Records for this exercise below:

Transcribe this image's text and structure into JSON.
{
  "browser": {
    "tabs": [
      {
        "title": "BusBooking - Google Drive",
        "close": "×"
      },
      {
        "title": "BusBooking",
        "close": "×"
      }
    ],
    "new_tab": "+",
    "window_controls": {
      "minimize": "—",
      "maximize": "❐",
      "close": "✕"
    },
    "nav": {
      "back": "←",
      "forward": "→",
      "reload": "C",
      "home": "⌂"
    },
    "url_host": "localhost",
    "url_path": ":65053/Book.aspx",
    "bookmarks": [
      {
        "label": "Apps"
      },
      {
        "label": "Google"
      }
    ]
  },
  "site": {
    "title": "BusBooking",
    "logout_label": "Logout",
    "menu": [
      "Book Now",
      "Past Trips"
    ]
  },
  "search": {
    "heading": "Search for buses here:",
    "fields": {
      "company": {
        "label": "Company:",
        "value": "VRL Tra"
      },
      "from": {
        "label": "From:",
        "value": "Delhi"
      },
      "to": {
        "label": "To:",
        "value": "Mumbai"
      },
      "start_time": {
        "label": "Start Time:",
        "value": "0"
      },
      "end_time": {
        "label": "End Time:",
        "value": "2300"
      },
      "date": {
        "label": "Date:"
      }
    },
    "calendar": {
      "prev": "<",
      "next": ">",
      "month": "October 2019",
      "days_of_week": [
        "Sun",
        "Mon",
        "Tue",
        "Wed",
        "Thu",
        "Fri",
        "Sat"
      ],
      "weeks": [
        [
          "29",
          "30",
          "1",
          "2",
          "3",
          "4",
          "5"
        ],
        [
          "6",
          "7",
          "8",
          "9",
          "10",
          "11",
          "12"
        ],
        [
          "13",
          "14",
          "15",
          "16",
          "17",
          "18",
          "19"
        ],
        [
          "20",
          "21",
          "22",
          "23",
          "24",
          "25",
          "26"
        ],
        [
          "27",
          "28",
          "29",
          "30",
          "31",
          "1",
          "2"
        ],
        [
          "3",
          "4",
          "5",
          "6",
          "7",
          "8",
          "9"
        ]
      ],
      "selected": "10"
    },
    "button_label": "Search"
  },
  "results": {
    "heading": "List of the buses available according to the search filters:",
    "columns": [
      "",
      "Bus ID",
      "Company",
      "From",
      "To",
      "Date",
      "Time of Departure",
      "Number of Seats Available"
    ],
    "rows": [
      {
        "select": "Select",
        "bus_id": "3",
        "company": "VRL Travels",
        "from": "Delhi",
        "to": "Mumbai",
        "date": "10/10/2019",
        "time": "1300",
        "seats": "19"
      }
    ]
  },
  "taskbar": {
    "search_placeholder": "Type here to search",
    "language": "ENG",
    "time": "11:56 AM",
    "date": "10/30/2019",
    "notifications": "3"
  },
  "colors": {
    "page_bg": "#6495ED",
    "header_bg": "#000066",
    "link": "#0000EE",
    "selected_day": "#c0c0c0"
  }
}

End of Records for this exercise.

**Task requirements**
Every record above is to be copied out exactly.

**Task output**
Transcribe this image's text and structure into JSON.
{
  "browser": {
    "tabs": [
      {
        "title": "BusBooking - Google Drive",
        "close": "×"
      },
      {
        "title": "BusBooking",
        "close": "×"
      }
    ],
    "new_tab": "+",
    "window_controls": {
      "minimize": "—",
      "maximize": "❐",
      "close": "✕"
    },
    "nav": {
      "back": "←",
      "forward": "→",
      "reload": "C",
      "home": "⌂"
    },
    "url_host": "localhost",
    "url_path": ":65053/Book.aspx",
    "bookmarks": [
      {
        "label": "Apps"
      },
      {
        "label": "Google"
      }
    ]
  },
  "site": {
    "title": "BusBooking",
    "logout_label": "Logout",
    "menu": [
      "Book Now",
      "Past Trips"
    ]
  },
  "search": {
    "heading": "Search for buses here:",
    "fields": {
      "company": {
        "label": "Company:",
        "value": "VRL Tra"
      },
      "from": {
        "label": "From:",
        "value": "Delhi"
      },
      "to": {
        "label": "To:",
        "value": "Mumbai"
      },
      "start_time": {
        "label": "Start Time:",
        "value": "0"
      },
      "end_time": {
        "label": "End Time:",
        "value": "2300"
      },
      "date": {
        "label": "Date:"
      }
    },
    "calendar": {
      "prev": "<",
      "next": ">",
      "month": "October 2019",
      "days_of_week": [
        "Sun",
        "Mon",
        "Tue",
        "Wed",
        "Thu",
        "Fri",
        "Sat"
      ],
      "weeks": [
        [
          "29",
          "30",
          "1",
          "2",
          "3",
          "4",
          "5"
        ],
        [
          "6",
          "7",
          "8",
          "9",
          "10",
          "11",
          "12"
        ],
        [
          "13",
          "14",
          "15",
          "16",
          "17",
          "18",
          "19"
        ],
        [
          "20",
          "21",
          "22",
          "23",
          "24",
          "25",
          "26"
        ],
        [
          "27",
          "28",
          "29",
          "30",
          "31",
          "1",
          "2"
        ],
        [
          "3",
          "4",
          "5",
          "6",
          "7",
          "8",
          "9"
        ]
      ],
      "selected": "10"
    },
    "button_label": "Search"
  },
  "results": {
    "heading": "List of the buses available according to the search filters:",
    "columns": [
      "",
      "Bus ID",
      "Company",
      "From",
      "To",
      "Date",
      "Time of Departure",
      "Number of Seats Available"
    ],
    "rows": [
      {
        "select": "Select",
        "bus_id": "3",
        "company": "VRL Travels",
        "from": "Delhi",
        "to": "Mumbai",
        "date": "10/10/2019",
        "time": "1300",
        "seats": "19"
      }
    ]
  },
  "taskbar": {
    "search_placeholder": "Type here to search",
    "language": "ENG",
    "time": "11:56 AM",
    "date": "10/30/2019",
    "notifications": "3"
  },
  "colors": {
    "page_bg": "#6495ED",
    "header_bg": "#000066",
    "link": "#0000EE",
    "selected_day": "#c0c0c0"
  }
}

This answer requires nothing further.